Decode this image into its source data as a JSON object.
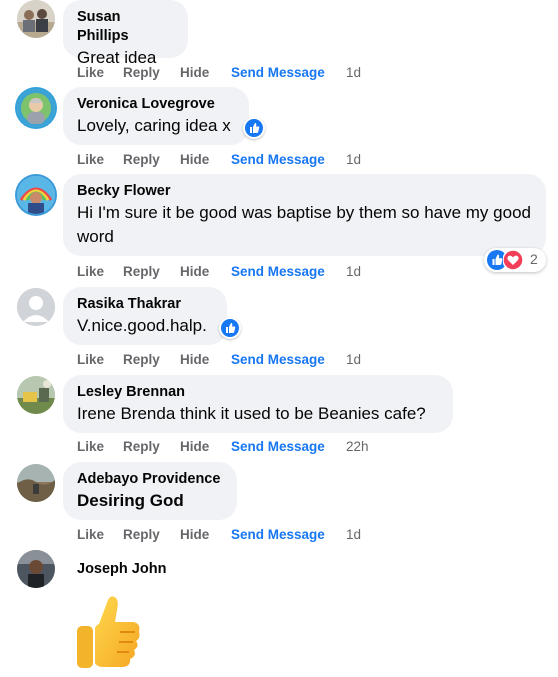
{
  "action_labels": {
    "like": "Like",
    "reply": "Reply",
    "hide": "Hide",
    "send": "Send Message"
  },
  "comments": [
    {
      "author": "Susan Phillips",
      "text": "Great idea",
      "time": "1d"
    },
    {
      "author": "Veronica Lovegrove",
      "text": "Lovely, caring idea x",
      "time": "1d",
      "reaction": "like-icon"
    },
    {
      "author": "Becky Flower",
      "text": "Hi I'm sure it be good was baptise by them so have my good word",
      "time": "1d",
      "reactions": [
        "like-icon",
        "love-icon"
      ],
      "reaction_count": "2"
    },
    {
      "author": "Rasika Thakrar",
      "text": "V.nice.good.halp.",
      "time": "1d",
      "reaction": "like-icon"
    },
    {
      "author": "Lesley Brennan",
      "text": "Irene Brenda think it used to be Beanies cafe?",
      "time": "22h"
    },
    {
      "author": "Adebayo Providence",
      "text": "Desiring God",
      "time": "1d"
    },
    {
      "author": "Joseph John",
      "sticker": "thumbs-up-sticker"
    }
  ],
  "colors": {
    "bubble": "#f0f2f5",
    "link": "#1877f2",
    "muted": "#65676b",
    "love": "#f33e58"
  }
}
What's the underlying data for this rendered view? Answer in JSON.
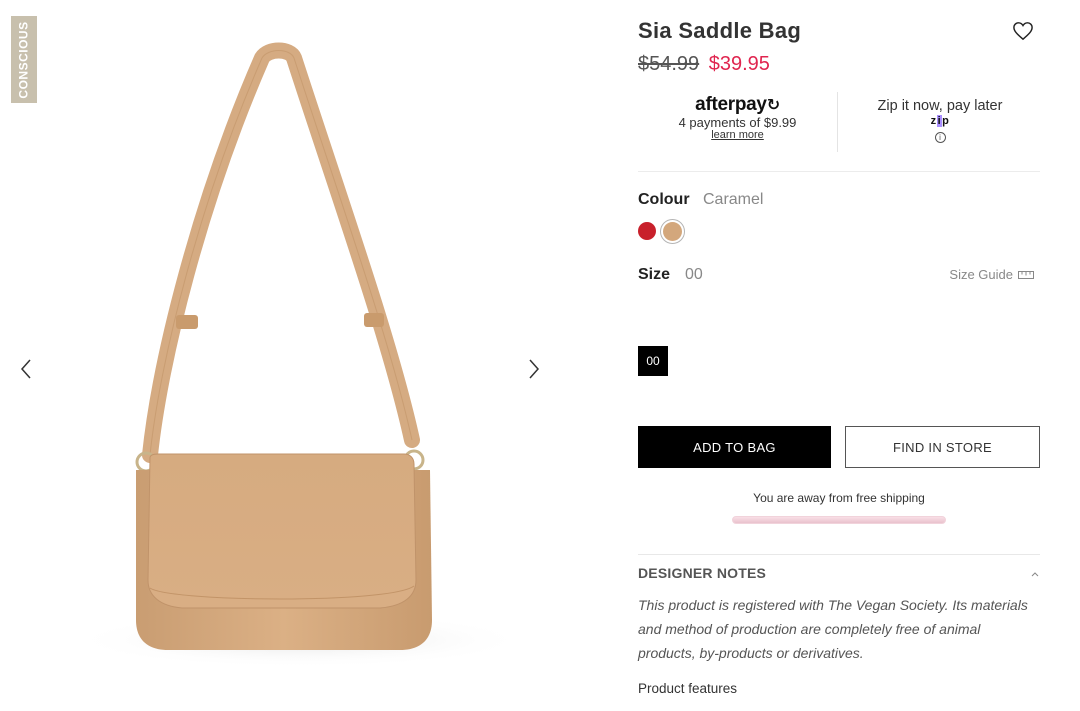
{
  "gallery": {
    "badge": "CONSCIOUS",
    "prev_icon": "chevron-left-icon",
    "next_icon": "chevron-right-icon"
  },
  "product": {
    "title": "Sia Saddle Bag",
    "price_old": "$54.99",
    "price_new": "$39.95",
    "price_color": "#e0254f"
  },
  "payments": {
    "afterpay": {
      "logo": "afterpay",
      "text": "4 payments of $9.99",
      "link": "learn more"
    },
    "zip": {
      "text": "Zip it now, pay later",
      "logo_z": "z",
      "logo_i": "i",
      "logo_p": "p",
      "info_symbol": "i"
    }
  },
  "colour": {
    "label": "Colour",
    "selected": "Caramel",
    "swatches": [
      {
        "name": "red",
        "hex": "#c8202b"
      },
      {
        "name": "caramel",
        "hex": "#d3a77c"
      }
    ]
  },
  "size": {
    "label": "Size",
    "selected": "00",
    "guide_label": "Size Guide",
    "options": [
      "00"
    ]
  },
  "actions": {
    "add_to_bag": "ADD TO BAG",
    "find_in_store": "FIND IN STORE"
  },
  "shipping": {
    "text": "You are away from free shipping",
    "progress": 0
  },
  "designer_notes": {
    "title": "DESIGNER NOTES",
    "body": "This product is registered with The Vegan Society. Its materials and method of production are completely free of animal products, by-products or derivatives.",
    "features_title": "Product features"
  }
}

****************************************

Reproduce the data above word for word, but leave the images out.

■ Task result:
Decode this image into its source data as a JSON object.
{
  "action_labels": {
    "like": "Like",
    "reply": "Reply",
    "hide": "Hide",
    "send": "Send Message"
  },
  "comments": [
    {
      "author": "Susan Phillips",
      "text": "Great idea",
      "time": "1d"
    },
    {
      "author": "Veronica Lovegrove",
      "text": "Lovely, caring idea x",
      "time": "1d",
      "reaction": "like-icon"
    },
    {
      "author": "Becky Flower",
      "text": "Hi I'm sure it be good was baptise by them so have my good word",
      "time": "1d",
      "reactions": [
        "like-icon",
        "love-icon"
      ],
      "reaction_count": "2"
    },
    {
      "author": "Rasika Thakrar",
      "text": "V.nice.good.halp.",
      "time": "1d",
      "reaction": "like-icon"
    },
    {
      "author": "Lesley Brennan",
      "text": "Irene Brenda think it used to be Beanies cafe?",
      "time": "22h"
    },
    {
      "author": "Adebayo Providence",
      "text": "Desiring God",
      "time": "1d"
    },
    {
      "author": "Joseph John",
      "sticker": "thumbs-up-sticker"
    }
  ],
  "colors": {
    "bubble": "#f0f2f5",
    "link": "#1877f2",
    "muted": "#65676b",
    "love": "#f33e58"
  }
}
What's the underlying data for this rendered view? Answer in JSON.
{
  "gallery": {
    "badge": "CONSCIOUS",
    "prev_icon": "chevron-left-icon",
    "next_icon": "chevron-right-icon"
  },
  "product": {
    "title": "Sia Saddle Bag",
    "price_old": "$54.99",
    "price_new": "$39.95",
    "price_color": "#e0254f"
  },
  "payments": {
    "afterpay": {
      "logo": "afterpay",
      "text": "4 payments of $9.99",
      "link": "learn more"
    },
    "zip": {
      "text": "Zip it now, pay later",
      "logo_z": "z",
      "logo_i": "i",
      "logo_p": "p",
      "info_symbol": "i"
    }
  },
  "colour": {
    "label": "Colour",
    "selected": "Caramel",
    "swatches": [
      {
        "name": "red",
        "hex": "#c8202b"
      },
      {
        "name": "caramel",
        "hex": "#d3a77c"
      }
    ]
  },
  "size": {
    "label": "Size",
    "selected": "00",
    "guide_label": "Size Guide",
    "options": [
      "00"
    ]
  },
  "actions": {
    "add_to_bag": "ADD TO BAG",
    "find_in_store": "FIND IN STORE"
  },
  "shipping": {
    "text": "You are away from free shipping",
    "progress": 0
  },
  "designer_notes": {
    "title": "DESIGNER NOTES",
    "body": "This product is registered with The Vegan Society. Its materials and method of production are completely free of animal products, by-products or derivatives.",
    "features_title": "Product features"
  }
}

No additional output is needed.